- [Provided data]:
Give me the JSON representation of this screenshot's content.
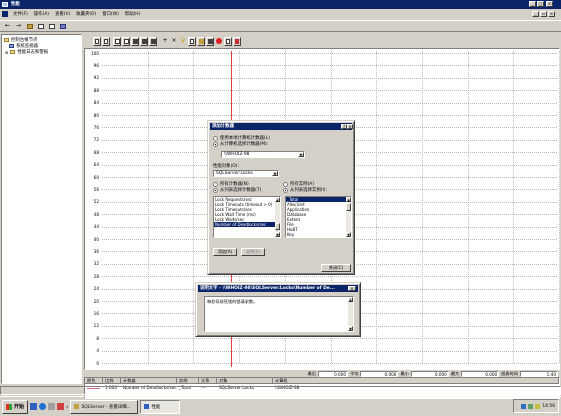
{
  "window": {
    "title": "性能"
  },
  "menu": [
    "文件(F)",
    "操作(A)",
    "查看(V)",
    "收藏夹(O)",
    "窗口(W)",
    "帮助(H)"
  ],
  "tree": {
    "root": "控制台根节点",
    "child1": "系统监视器",
    "child2": "性能日志和警报"
  },
  "graph": {
    "y_ticks": [
      "100",
      "96",
      "92",
      "88",
      "84",
      "80",
      "76",
      "72",
      "68",
      "64",
      "60",
      "56",
      "52",
      "48",
      "44",
      "40",
      "36",
      "32",
      "28",
      "24",
      "20",
      "16",
      "12",
      "8",
      "4",
      "0"
    ],
    "cursor_color": "#e04040"
  },
  "stats": {
    "last_label": "最后",
    "last_value": "0.000",
    "avg_label": "平均",
    "avg_value": "0.000",
    "min_label": "最小",
    "min_value": "0.000",
    "max_label": "最大",
    "max_value": "0.000",
    "duration_label": "图表时间",
    "duration_value": "1:40"
  },
  "legend": {
    "headers": [
      "颜色",
      "比例",
      "计数器",
      "实例",
      "父系",
      "对象",
      "计算机"
    ],
    "rows": [
      {
        "color": "#d060a0",
        "scale": "1.000",
        "counter": "Number of Deadlocks/sec",
        "instance": "_Total",
        "parent": "---",
        "object": "SQLServer:Locks",
        "computer": "\\\\WHOIZ-98"
      }
    ]
  },
  "add_counter_dialog": {
    "title": "添加计数器",
    "help": "?",
    "close": "×",
    "radio_local": "使用本地计算机计数器(L)",
    "radio_select": "从计算机选择计数器(M):",
    "computer_value": "\\\\WHOIZ-98",
    "object_label": "性能对象(O):",
    "object_value": "SQLServer:Locks",
    "all_counters": "所有计数器(N)",
    "select_counters": "从列表选择计数器(T)",
    "all_instances": "所有实例(A)",
    "select_instances": "从列表选择实例(I):",
    "counters": [
      "Lock Requests/sec",
      "Lock Timeouts (timeout > 0)",
      "Lock Timeouts/sec",
      "Lock Wait Time (ms)",
      "Lock Waits/sec",
      "Number of Deadlocks/sec"
    ],
    "instances": [
      "_Total",
      "AllocUnit",
      "Application",
      "Database",
      "Extent",
      "File",
      "HoBT",
      "Key"
    ],
    "add_button": "添加(A)",
    "explain_button": "说明(E)",
    "close_button": "关闭(C)"
  },
  "explain_dialog": {
    "title": "说明文字 - \\\\WHOIZ-98\\SQLServer:Locks\\Number of De...",
    "text": "每秒导致死锁的锁请求数。"
  },
  "taskbar": {
    "start": "开始",
    "task1": "SQLServer - 查看详细...",
    "task2": "性能"
  },
  "tray": {
    "time": "14:56"
  },
  "icons": [
    "computer-icon",
    "monitor-icon",
    "log-icon",
    "back-icon",
    "forward-icon",
    "up-icon",
    "help-icon",
    "delete-icon",
    "add-icon",
    "highlight-icon",
    "copy-icon",
    "paste-icon",
    "properties-icon",
    "freeze-icon",
    "clear-icon",
    "new-counter-set-icon",
    "chart-icon",
    "histogram-icon",
    "report-icon",
    "update-icon",
    "start-icon",
    "network-icon",
    "volume-icon"
  ]
}
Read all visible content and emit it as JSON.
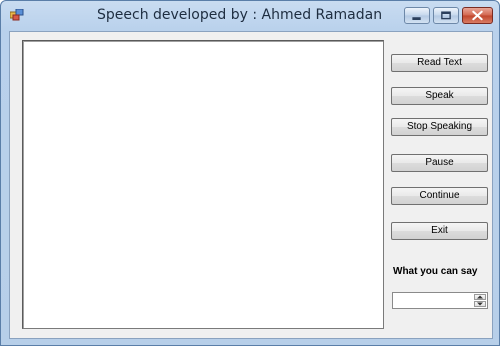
{
  "window": {
    "title": "Speech developed by : Ahmed Ramadan",
    "icon": "app-icon",
    "controls": {
      "minimize": "minimize-icon",
      "maximize": "maximize-icon",
      "close": "close-icon"
    }
  },
  "main": {
    "text_area": {
      "value": ""
    }
  },
  "buttons": {
    "read_text": "Read Text",
    "speak": "Speak",
    "stop_speaking": "Stop Speaking",
    "pause": "Pause",
    "continue": "Continue",
    "exit": "Exit"
  },
  "what_you_can_say": {
    "label": "What you can say",
    "value": ""
  },
  "colors": {
    "titlebar": "#b9d1ec",
    "client": "#f0f0f0",
    "close_button": "#c0452c"
  }
}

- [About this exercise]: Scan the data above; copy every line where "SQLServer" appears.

- [Response]:
        "object": "SQLServer:Locks",
    "object_value": "SQLServer:Locks",
    "title": "说明文字 - \\\\WHOIZ-98\\SQLServer:Locks\\Number of De...",
    "task1": "SQLServer - 查看详细...",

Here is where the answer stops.